17 But Israel will be saved by the Lord
with an everlasting salvation;
you will never be put to shame or disgraced,
to ages everlasting.


17 [But] Israel shall be saved in the LORD
with an everlasting salvation:
ye shall not be ashamed nor confounded
world without end.


I believe the term “world” in an archaic sense refers to a generation or lifetime, so “world without end” would literally mean an unending lifetime, or something to that effect. A word history buff can give you more details.


Thanks, vico and ao. But more to the OP’s point wouldn’t that be “world without a beginning and a world without end” ? Or did the kjv presume that?

Incidentally other languages translate it as “through all ages of ages” or equivalent.

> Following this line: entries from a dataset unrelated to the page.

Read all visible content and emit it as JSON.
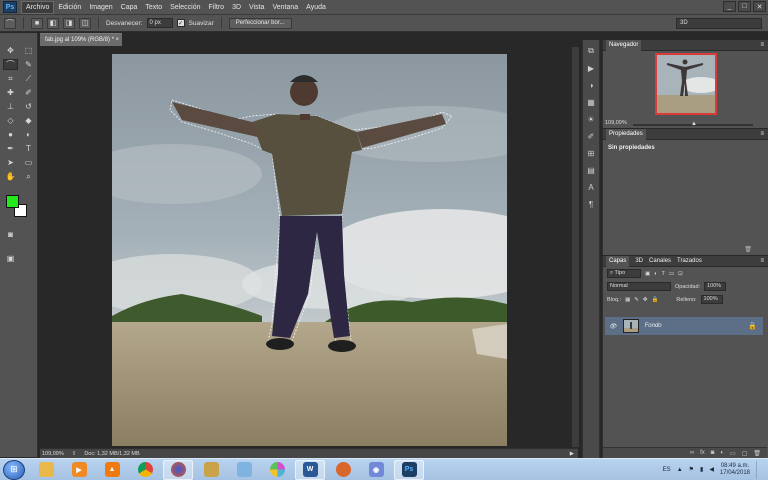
{
  "app": {
    "logo": "Ps"
  },
  "menu": [
    "Archivo",
    "Edición",
    "Imagen",
    "Capa",
    "Texto",
    "Selección",
    "Filtro",
    "3D",
    "Vista",
    "Ventana",
    "Ayuda"
  ],
  "window_controls": {
    "minimize": "_",
    "maximize": "□",
    "close": "✕"
  },
  "options": {
    "feather_label": "Desvanecer:",
    "feather_value": "0 px",
    "antialias_label": "Suavizar",
    "refine_button": "Perfeccionar bor...",
    "workspace": "3D"
  },
  "tools": [
    "move-icon",
    "marquee-icon",
    "lasso-icon",
    "quick-select-icon",
    "crop-icon",
    "eyedropper-icon",
    "healing-icon",
    "brush-icon",
    "stamp-icon",
    "history-brush-icon",
    "eraser-icon",
    "gradient-icon",
    "blur-icon",
    "dodge-icon",
    "pen-icon",
    "type-icon",
    "path-select-icon",
    "shape-icon",
    "hand-icon",
    "zoom-icon"
  ],
  "colors": {
    "foreground": "#22e81c",
    "background": "#ffffff"
  },
  "document": {
    "tab_title": "fab.jpg al 109% (RGB/8) *",
    "tab_close": "×",
    "zoom": "109,09%",
    "doc_info": "Doc: 1,32 MB/1,32 MB"
  },
  "navigator": {
    "title": "Navegador",
    "zoom": "109,09%"
  },
  "properties": {
    "title": "Propiedades",
    "content": "Sin propiedades"
  },
  "layers": {
    "tabs": [
      "Capas",
      "3D",
      "Canales",
      "Trazados"
    ],
    "filter_label": "Tipo",
    "blend_mode": "Normal",
    "opacity_label": "Opacidad:",
    "opacity_value": "100%",
    "lock_label": "Bloq.:",
    "fill_label": "Relleno:",
    "fill_value": "100%",
    "layer_name": "Fondo"
  },
  "taskbar": {
    "apps": [
      {
        "name": "explorer",
        "label": "",
        "color": "#e8b84a"
      },
      {
        "name": "media",
        "label": "▶",
        "color": "#f08a24"
      },
      {
        "name": "vlc",
        "label": "▲",
        "color": "#f07a10"
      },
      {
        "name": "chrome",
        "label": "",
        "color": "#2ea44f"
      },
      {
        "name": "firefox",
        "label": "",
        "color": "#e0541c"
      },
      {
        "name": "archive",
        "label": "",
        "color": "#c9a24a"
      },
      {
        "name": "paint",
        "label": "",
        "color": "#7fb3e0"
      },
      {
        "name": "picasa",
        "label": "",
        "color": "#d24fd0"
      },
      {
        "name": "word",
        "label": "W",
        "color": "#2b5797"
      },
      {
        "name": "game",
        "label": "",
        "color": "#d9662b"
      },
      {
        "name": "discord",
        "label": "◉",
        "color": "#7289da"
      },
      {
        "name": "photoshop",
        "label": "Ps",
        "color": "#1c3f63"
      }
    ],
    "language": "ES",
    "time": "08:49 a.m.",
    "date": "17/04/2018"
  }
}
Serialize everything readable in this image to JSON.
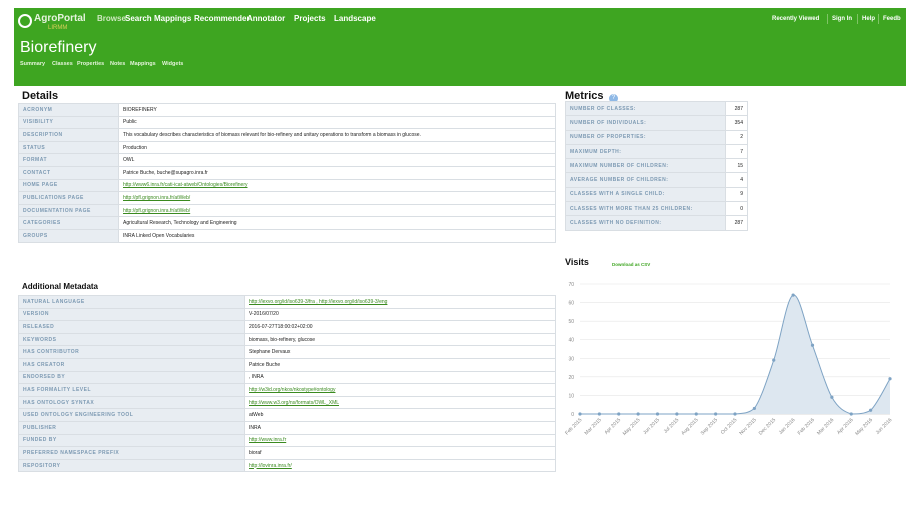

That should cover infinity all ways.


Born (whatever that means; I’m sure I cannot comprehend it) before our time standards (rotation if our planet and others…and so on) were established, is the way I’ve always “understood” it. English really is a terrible language to use when trying to speak of eternal truths.


The Creed of the Council of Toledo (AD 675) has this

We also confess that the Son was born, but not made, from the substance of the Father, without beginning, before all ages, for at no time did the Father exist without the Son, nor the Son without the Father. Yet the Father is not from the Son, as the Son is from the Father, because the Father was not generated by the Son but the Son by the Father. The Son, therefore, is God from the Father, and the Father is God, but not from the son. He is indeed the Father of the Son, not God from the Son; but the latter is the Son of the Father and God from the Father. Yet in all things the Son is equal to God the Father, for He has never begun nor ceased to be born. We also believe that He is of one substance with the Father; wherefore He is called homoousios with the Father, that is of the same being as the Father, for homos in Greek means ‘one’ and ousia means ‘being’, and joined together they mean ‘one in being’. We must believe that the Son is begotten or born not from nothing or from any other substance, but from the womb of the Father, that is from His substance. Therefore the Father is eternal, and the Son is also eternal. If He was always Father, He always had a Son, whose Father He was, and therefore we confess that the Son was born from the Father without beginning. We do not call the same Son of God a part of a divided nature, because He was generated from the Father, but we assert that the perfect Father has begotten the perfect Son, without diminution or division, for it pertains to the Godhead alone not to have an unequal Son. This Son of God is also Son by nature, not by adoption; of Him we must also believe that God the Father begot Him neither by an act of will nor out of necessity, for in God there is no necessity nor does will precede wisdom.


What fits OP is Colossians 1:15-17 (DRC)15Who is the image of the invisible God, the firstborn of every creature: 16For in him were all things created in heaven and on earth, visible and invisible, whether thrones, or dominations, or principalities, or powers: all things were created by him and in him. 17And he is before all, and by him all things consist.


I just found this in St Bonaventure’s Tree of Life, beautiful!

See: Jesus Begotten of God



DISCLAIMER: The views and opinions expressed in these forums do not necessarily reflect those of Catholic Answers. For official apologetics resources please visit www.catholic.com.